## Directions
From the entries below, copy every line that holds the word "JSON".
** Opening Available data block **
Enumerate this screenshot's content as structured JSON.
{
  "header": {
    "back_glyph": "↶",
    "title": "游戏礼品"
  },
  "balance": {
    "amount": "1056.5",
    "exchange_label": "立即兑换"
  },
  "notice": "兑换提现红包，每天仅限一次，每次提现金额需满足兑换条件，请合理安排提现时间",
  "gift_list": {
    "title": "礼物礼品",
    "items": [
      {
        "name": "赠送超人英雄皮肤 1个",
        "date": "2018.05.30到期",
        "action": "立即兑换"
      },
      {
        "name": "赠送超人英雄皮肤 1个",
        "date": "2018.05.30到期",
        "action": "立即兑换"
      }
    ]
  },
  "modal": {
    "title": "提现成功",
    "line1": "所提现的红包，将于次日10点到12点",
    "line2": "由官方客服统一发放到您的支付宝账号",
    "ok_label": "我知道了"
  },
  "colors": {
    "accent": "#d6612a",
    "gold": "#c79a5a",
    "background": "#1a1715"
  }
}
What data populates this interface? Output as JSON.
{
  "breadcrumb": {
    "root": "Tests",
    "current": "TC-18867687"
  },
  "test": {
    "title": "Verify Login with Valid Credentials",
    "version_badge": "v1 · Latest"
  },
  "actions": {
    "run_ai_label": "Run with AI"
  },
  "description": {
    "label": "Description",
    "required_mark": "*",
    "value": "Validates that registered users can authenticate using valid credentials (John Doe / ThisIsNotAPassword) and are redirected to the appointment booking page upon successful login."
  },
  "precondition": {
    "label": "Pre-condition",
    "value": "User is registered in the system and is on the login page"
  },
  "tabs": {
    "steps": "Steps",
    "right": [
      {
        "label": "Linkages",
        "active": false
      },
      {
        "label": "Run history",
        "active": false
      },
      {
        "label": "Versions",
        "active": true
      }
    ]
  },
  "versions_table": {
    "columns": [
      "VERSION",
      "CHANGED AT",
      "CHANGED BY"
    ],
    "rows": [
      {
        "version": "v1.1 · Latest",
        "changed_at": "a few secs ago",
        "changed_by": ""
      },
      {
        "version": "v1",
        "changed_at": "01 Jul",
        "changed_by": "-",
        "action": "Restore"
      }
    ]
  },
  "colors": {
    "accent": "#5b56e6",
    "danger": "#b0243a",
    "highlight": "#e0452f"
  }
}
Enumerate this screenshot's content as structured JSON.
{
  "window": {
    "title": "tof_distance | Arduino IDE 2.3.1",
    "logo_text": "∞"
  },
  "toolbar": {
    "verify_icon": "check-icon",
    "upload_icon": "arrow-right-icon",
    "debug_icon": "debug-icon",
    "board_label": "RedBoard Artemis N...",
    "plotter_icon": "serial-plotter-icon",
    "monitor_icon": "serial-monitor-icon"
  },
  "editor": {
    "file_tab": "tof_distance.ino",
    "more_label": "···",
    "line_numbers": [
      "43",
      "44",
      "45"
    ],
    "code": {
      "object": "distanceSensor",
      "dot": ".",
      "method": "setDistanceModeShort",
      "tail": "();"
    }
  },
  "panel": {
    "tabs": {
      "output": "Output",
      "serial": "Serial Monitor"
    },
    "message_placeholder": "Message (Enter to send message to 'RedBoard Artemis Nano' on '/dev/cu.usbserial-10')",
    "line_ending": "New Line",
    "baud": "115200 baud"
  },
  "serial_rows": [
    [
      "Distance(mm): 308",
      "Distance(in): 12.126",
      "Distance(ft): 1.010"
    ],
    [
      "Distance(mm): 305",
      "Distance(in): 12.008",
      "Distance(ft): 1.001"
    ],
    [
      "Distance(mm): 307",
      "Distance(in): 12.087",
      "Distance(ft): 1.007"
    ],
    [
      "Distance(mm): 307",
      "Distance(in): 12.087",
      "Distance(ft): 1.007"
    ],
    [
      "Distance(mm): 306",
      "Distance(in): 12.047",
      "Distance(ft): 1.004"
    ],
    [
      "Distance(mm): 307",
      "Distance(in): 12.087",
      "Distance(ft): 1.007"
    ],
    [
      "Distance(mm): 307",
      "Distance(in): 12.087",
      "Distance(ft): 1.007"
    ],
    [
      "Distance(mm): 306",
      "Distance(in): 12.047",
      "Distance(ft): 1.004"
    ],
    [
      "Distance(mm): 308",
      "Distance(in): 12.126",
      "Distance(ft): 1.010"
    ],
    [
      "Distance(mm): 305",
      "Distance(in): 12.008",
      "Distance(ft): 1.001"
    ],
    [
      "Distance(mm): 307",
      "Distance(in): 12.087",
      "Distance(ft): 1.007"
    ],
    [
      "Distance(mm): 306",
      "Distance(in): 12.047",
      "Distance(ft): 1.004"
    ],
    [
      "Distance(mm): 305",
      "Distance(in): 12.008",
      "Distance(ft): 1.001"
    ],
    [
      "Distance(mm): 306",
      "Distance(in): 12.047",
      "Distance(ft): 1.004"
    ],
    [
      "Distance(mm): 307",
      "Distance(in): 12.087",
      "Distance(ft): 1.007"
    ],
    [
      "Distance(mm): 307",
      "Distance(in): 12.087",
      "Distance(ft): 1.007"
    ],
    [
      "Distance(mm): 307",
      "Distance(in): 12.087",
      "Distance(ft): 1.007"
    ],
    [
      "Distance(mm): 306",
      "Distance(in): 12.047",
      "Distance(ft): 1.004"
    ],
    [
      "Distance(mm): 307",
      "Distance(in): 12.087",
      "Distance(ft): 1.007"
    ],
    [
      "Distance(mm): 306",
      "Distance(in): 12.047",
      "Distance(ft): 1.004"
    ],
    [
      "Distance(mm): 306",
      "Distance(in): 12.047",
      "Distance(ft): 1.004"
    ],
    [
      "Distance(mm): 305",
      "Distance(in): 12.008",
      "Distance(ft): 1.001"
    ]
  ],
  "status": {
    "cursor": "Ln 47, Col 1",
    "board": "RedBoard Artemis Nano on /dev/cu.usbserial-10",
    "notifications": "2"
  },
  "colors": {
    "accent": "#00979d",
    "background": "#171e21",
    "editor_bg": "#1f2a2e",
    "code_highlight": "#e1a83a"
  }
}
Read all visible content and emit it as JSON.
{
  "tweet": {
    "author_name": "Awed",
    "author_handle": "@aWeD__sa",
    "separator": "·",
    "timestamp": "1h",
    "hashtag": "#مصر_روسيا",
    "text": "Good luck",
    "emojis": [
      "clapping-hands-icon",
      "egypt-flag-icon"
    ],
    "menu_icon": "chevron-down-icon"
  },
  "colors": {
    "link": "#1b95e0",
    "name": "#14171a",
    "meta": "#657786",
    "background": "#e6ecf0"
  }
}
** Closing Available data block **
## Problem solution
Enumerate this screenshot's content as structured JSON.
What data populates this interface? Output as JSON.
Enumerate this screenshot's content as structured JSON.
Read all visible content and emit it as JSON.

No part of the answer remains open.